**Directions for this task**
Determine the number of lines in the listing below that hold the word "logo". Write the number alone.
- - -
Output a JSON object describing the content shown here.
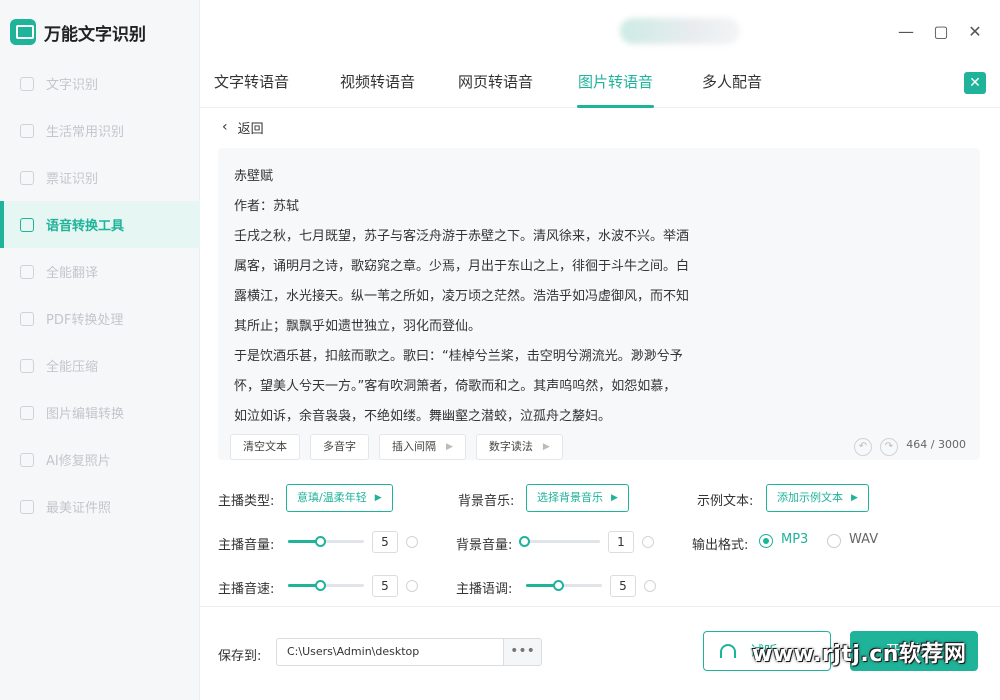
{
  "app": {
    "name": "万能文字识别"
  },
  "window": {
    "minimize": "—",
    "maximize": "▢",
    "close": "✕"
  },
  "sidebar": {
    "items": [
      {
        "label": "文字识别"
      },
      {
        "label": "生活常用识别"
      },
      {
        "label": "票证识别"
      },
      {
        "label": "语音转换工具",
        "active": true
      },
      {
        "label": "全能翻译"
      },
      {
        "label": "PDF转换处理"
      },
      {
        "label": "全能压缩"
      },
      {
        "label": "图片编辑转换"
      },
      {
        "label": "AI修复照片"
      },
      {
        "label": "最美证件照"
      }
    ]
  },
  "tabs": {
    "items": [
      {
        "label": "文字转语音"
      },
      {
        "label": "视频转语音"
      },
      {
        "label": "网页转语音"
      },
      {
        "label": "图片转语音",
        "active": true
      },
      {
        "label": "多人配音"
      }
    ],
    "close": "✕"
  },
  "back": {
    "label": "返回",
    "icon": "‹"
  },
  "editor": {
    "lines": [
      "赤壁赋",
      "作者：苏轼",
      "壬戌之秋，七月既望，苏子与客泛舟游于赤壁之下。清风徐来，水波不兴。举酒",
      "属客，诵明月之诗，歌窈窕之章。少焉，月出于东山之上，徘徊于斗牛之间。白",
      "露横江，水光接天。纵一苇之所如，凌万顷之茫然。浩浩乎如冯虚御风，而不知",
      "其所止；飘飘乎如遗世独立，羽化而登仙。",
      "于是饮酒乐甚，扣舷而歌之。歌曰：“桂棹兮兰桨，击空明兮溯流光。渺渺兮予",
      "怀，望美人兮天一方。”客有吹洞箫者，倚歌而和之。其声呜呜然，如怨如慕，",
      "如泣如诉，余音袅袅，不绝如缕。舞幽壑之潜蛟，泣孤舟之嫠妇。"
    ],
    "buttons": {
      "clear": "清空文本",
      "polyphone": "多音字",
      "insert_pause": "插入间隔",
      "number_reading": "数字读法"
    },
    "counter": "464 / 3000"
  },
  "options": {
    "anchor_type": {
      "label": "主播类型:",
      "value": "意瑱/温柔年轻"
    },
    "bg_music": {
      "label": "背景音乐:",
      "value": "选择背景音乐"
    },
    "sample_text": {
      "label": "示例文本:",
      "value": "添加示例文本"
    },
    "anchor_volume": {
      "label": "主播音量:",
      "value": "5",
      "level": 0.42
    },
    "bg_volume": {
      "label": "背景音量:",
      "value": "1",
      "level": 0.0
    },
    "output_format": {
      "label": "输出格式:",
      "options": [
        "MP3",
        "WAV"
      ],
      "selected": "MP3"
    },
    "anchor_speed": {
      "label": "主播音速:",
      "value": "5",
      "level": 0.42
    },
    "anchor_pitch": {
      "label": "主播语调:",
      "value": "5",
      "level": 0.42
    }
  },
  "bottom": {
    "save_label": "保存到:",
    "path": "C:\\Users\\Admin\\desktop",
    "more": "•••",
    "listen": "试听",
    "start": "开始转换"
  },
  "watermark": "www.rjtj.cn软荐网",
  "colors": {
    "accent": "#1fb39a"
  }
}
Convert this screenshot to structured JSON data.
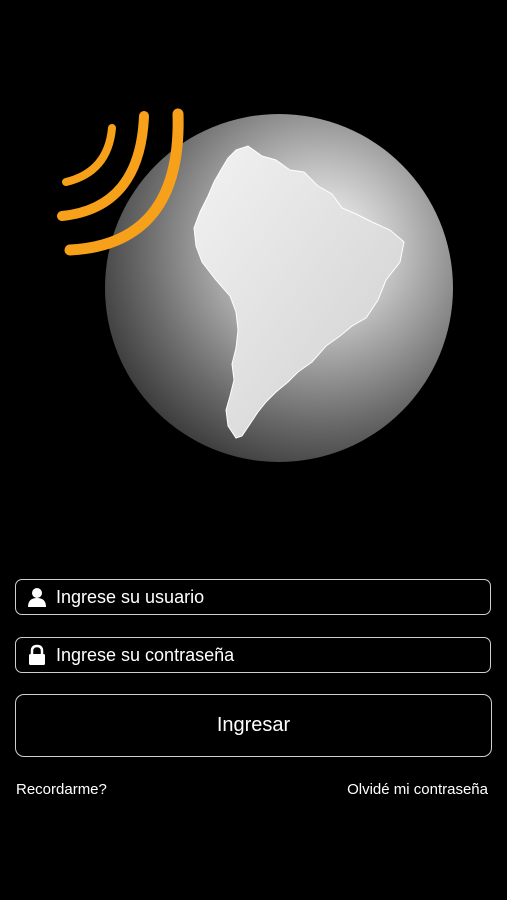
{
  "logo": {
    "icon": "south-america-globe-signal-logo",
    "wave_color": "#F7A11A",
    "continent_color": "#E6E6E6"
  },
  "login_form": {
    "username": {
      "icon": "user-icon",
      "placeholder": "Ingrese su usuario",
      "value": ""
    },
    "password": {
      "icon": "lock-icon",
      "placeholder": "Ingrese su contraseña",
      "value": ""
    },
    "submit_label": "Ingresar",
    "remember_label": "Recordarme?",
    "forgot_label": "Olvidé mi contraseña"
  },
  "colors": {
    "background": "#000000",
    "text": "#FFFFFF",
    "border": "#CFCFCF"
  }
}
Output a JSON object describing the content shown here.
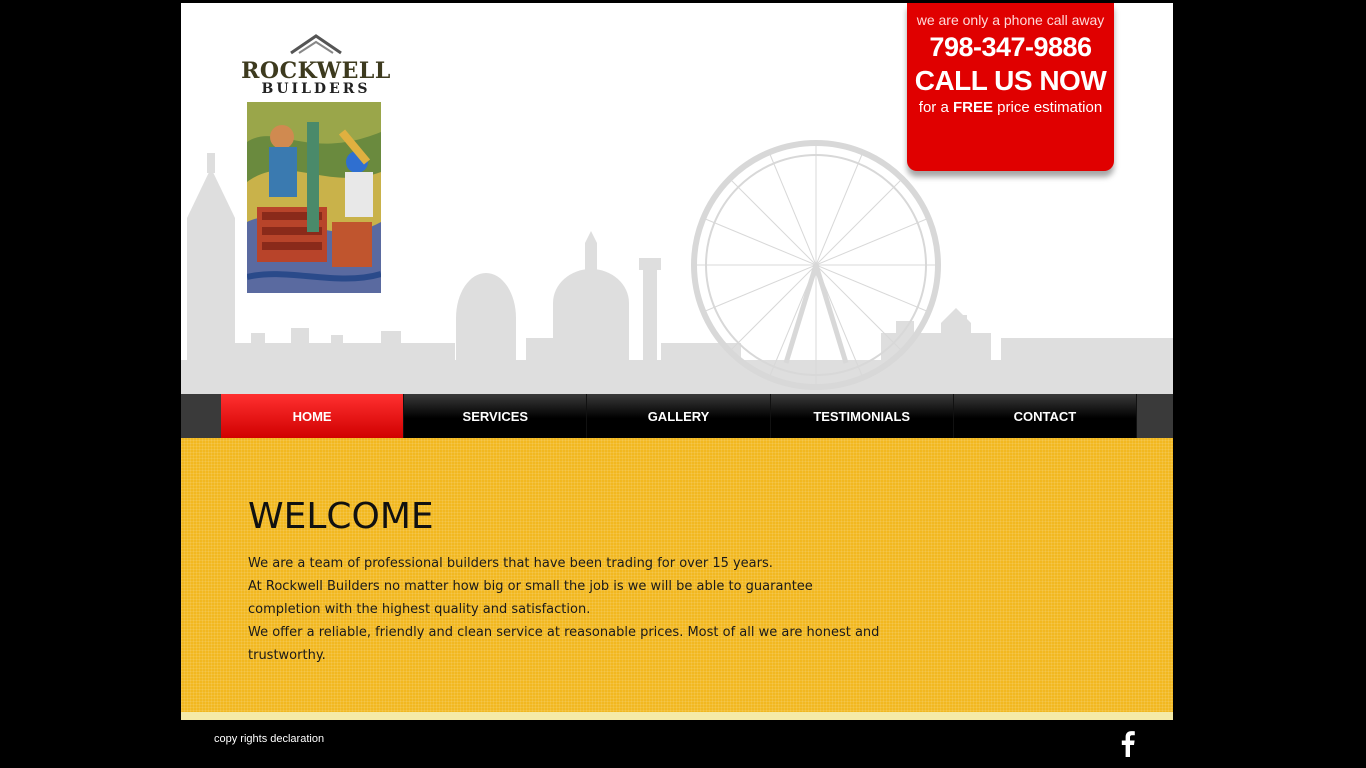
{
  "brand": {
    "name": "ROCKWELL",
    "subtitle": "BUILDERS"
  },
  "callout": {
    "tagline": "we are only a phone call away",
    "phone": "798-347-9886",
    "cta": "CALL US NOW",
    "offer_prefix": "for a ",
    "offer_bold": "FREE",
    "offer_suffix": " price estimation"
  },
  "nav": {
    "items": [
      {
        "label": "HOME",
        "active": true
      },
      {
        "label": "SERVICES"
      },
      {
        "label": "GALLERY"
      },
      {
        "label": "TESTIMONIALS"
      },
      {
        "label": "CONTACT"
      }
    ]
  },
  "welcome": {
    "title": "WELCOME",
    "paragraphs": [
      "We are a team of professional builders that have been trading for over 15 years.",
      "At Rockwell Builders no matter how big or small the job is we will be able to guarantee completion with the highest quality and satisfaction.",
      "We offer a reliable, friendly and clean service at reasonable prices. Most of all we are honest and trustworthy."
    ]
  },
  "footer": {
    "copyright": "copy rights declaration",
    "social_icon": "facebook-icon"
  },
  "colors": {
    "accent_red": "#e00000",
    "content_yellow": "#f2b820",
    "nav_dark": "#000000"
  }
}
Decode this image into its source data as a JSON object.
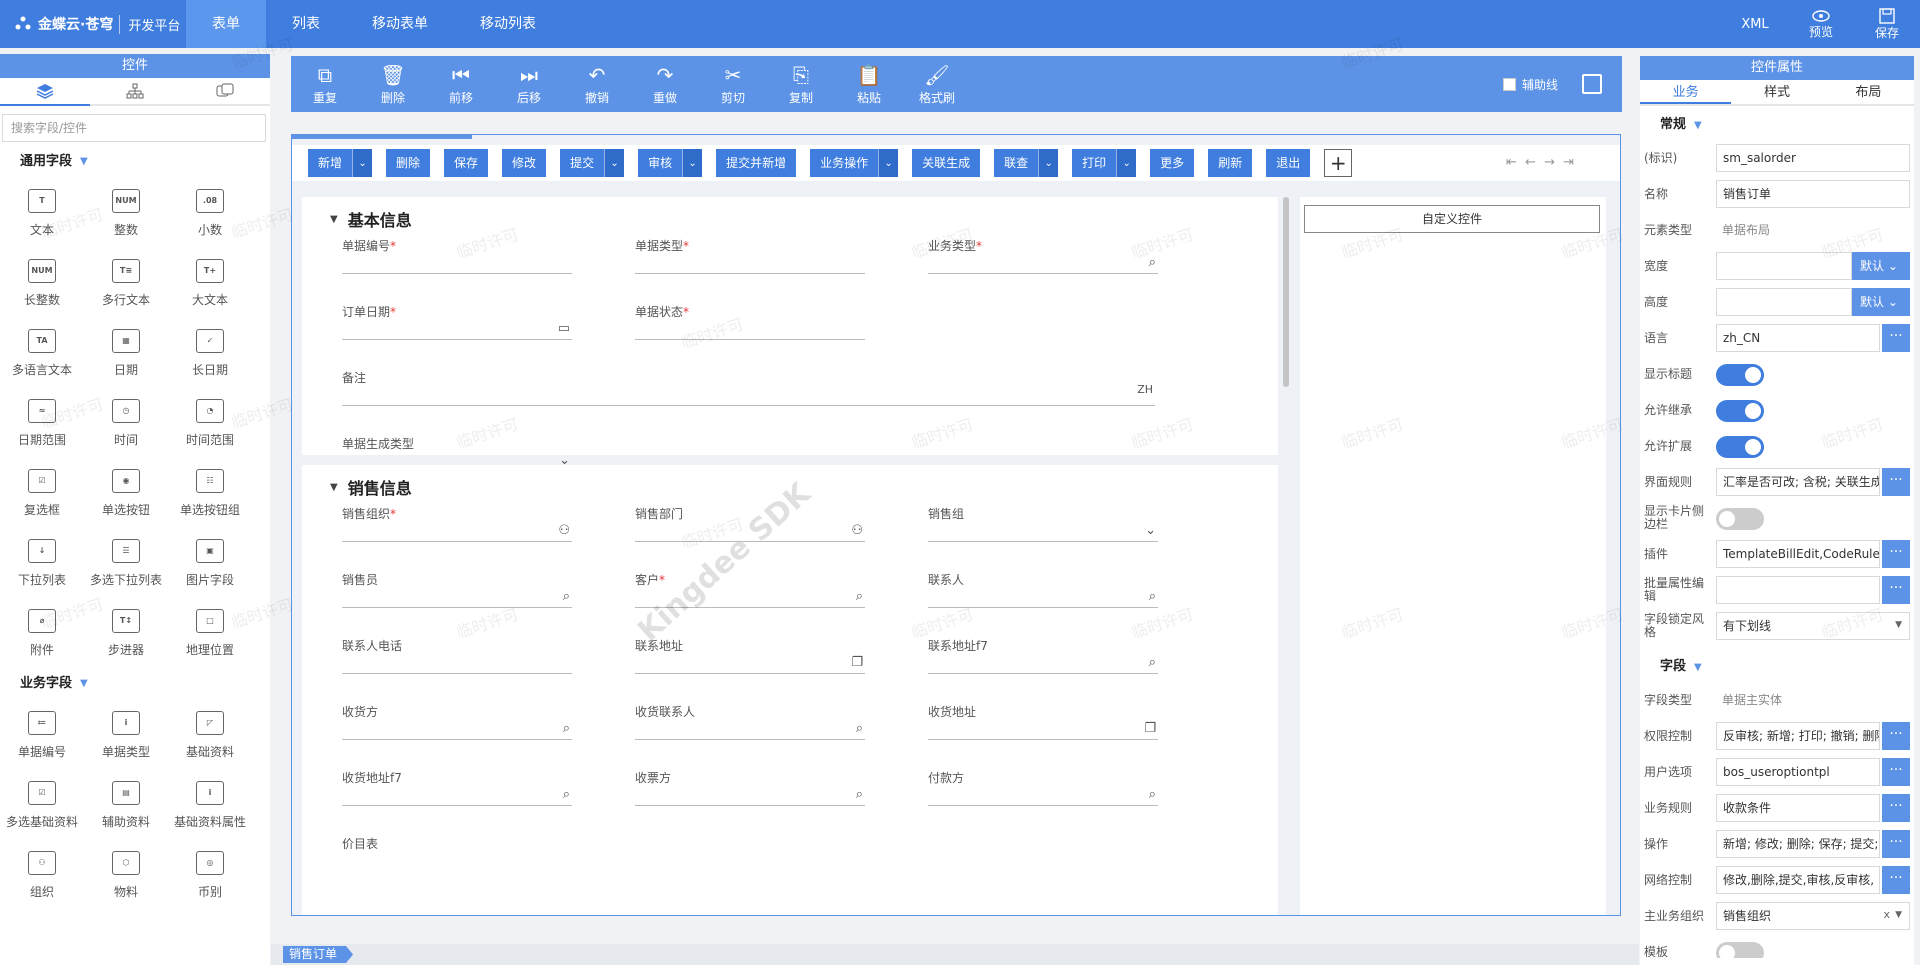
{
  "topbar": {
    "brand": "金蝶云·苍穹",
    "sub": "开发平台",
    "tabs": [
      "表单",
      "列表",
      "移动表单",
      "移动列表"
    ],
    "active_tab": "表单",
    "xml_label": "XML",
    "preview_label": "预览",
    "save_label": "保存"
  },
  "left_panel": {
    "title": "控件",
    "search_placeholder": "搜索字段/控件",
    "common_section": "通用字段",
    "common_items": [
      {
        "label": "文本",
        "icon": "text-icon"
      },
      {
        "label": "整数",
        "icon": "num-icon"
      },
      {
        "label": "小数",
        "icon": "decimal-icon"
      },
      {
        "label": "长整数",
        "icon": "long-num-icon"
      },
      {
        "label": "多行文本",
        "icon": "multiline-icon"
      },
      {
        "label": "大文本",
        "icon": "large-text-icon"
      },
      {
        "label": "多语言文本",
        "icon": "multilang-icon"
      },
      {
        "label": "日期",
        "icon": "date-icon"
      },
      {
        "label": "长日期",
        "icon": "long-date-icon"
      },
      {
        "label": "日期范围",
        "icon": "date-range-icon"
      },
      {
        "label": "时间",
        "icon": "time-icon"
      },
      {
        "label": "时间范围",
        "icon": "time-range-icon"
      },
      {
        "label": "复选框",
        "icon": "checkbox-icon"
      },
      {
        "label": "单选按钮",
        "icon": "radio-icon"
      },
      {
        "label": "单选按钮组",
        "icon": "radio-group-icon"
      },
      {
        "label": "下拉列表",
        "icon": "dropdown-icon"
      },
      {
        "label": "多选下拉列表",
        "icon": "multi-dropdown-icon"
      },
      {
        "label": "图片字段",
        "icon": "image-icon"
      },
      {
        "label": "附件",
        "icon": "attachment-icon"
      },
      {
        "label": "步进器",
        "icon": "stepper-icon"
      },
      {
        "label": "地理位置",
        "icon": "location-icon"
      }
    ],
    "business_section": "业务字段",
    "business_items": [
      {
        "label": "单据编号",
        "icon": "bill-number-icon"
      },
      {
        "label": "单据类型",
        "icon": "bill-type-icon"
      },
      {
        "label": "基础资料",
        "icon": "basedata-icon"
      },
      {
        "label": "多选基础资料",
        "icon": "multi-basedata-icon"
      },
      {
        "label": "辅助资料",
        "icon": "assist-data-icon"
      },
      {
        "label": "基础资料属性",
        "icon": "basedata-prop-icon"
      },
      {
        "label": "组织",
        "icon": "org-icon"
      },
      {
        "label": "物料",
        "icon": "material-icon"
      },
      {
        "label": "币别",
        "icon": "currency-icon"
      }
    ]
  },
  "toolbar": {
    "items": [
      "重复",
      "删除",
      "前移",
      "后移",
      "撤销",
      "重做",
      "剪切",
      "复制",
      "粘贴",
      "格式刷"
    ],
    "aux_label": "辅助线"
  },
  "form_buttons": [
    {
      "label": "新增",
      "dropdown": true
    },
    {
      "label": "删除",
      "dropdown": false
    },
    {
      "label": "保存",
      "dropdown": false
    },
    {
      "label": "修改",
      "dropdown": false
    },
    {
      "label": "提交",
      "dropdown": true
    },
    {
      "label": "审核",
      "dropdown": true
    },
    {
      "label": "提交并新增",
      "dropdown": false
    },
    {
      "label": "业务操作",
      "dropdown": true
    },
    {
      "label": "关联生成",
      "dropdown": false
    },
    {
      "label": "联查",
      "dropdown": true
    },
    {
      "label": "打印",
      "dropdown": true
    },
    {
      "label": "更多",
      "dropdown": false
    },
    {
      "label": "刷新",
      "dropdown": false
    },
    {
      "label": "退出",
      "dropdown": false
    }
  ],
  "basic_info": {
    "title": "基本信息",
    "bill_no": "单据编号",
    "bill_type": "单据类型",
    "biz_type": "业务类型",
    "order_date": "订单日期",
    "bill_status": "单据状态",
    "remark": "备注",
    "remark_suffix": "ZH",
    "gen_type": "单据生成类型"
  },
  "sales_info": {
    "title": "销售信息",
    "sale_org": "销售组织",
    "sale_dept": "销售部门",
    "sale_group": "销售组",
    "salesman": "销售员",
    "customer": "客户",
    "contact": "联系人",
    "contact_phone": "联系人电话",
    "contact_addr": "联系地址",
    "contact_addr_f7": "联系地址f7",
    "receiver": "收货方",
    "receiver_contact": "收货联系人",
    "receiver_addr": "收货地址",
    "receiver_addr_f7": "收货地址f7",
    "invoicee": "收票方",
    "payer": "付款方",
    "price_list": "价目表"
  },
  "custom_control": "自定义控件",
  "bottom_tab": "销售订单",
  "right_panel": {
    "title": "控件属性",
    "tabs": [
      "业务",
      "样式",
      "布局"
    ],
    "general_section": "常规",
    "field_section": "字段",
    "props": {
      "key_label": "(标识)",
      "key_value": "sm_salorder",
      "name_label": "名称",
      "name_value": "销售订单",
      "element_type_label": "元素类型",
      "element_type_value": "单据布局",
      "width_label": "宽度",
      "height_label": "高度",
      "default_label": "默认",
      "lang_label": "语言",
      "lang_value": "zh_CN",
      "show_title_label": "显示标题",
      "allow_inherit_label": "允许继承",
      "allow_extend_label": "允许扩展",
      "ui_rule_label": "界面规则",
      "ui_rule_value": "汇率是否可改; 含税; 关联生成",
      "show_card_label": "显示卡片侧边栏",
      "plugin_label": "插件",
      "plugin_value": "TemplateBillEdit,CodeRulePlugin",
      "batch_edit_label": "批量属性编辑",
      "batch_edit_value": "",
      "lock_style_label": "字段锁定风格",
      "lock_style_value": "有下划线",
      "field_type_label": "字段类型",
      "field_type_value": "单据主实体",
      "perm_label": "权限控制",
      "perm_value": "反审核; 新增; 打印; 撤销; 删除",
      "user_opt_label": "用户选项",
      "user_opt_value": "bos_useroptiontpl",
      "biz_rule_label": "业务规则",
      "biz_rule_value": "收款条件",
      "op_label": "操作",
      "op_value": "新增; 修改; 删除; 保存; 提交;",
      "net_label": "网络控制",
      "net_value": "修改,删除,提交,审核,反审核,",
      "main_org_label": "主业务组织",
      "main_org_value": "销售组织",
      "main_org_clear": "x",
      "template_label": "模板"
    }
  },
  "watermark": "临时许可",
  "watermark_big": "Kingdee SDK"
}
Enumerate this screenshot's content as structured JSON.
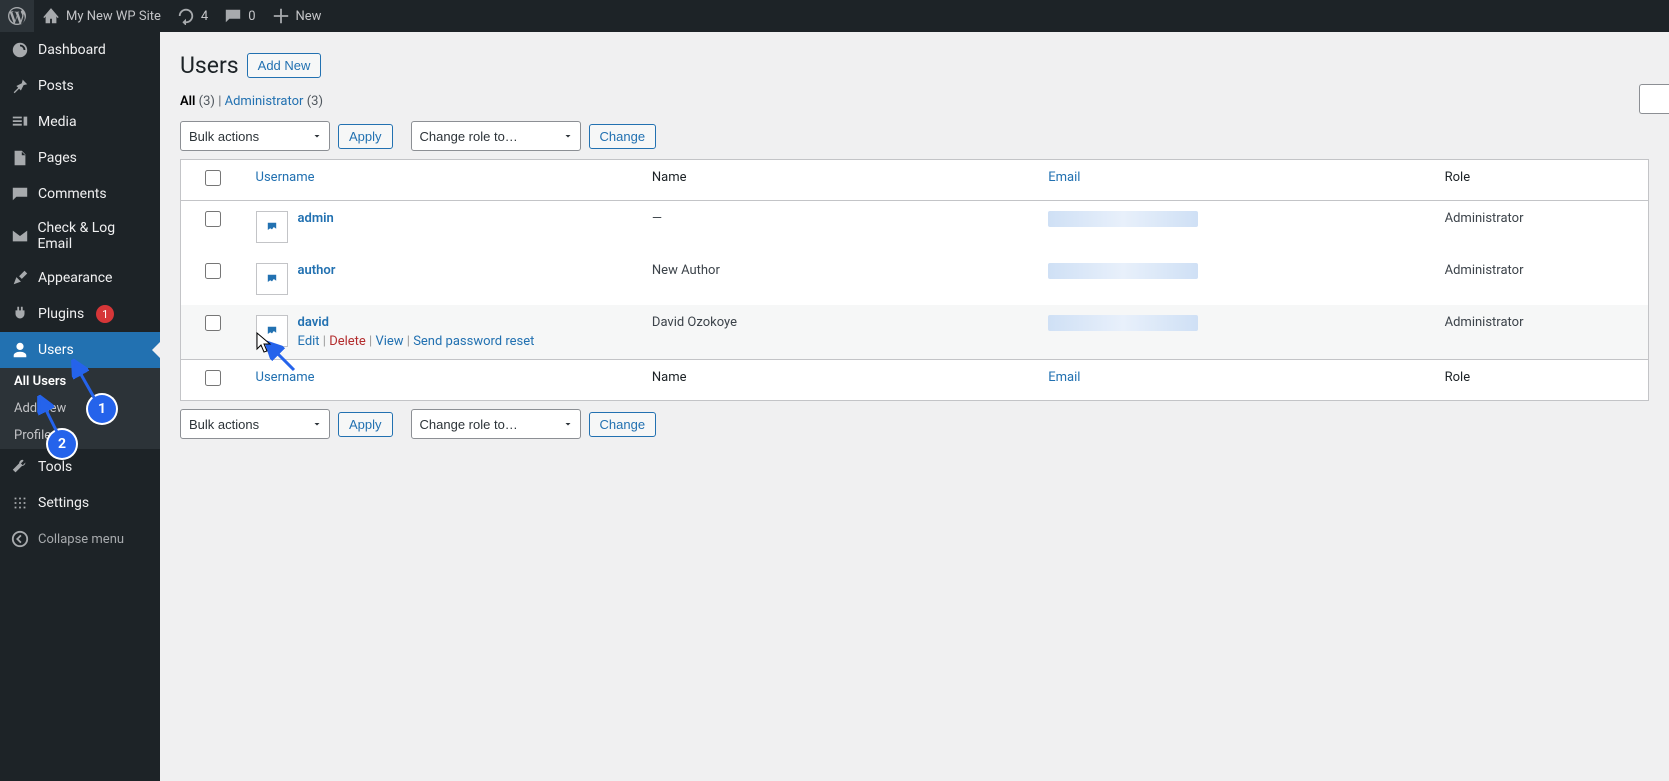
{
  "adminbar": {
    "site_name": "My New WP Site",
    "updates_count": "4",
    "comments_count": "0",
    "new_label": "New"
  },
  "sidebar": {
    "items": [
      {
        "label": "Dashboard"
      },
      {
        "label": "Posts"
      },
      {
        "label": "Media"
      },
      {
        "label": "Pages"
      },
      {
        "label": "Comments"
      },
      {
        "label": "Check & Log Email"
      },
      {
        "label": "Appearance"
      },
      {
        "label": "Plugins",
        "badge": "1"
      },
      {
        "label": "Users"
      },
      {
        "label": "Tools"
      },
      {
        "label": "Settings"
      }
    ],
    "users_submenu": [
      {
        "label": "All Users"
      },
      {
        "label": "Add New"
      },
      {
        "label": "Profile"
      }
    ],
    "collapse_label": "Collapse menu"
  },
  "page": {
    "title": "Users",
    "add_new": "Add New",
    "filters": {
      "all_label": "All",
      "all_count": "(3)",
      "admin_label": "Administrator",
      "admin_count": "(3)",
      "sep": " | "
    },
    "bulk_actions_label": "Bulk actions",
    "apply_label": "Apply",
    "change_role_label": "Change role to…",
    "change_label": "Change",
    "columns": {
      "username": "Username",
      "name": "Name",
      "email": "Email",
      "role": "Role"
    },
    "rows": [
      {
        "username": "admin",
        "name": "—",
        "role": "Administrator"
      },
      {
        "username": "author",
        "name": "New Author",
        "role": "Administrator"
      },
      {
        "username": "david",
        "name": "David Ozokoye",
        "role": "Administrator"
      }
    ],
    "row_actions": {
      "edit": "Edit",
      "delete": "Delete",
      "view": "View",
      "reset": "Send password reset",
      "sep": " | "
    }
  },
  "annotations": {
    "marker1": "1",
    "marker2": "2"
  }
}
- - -
**Answer to the exercise**
2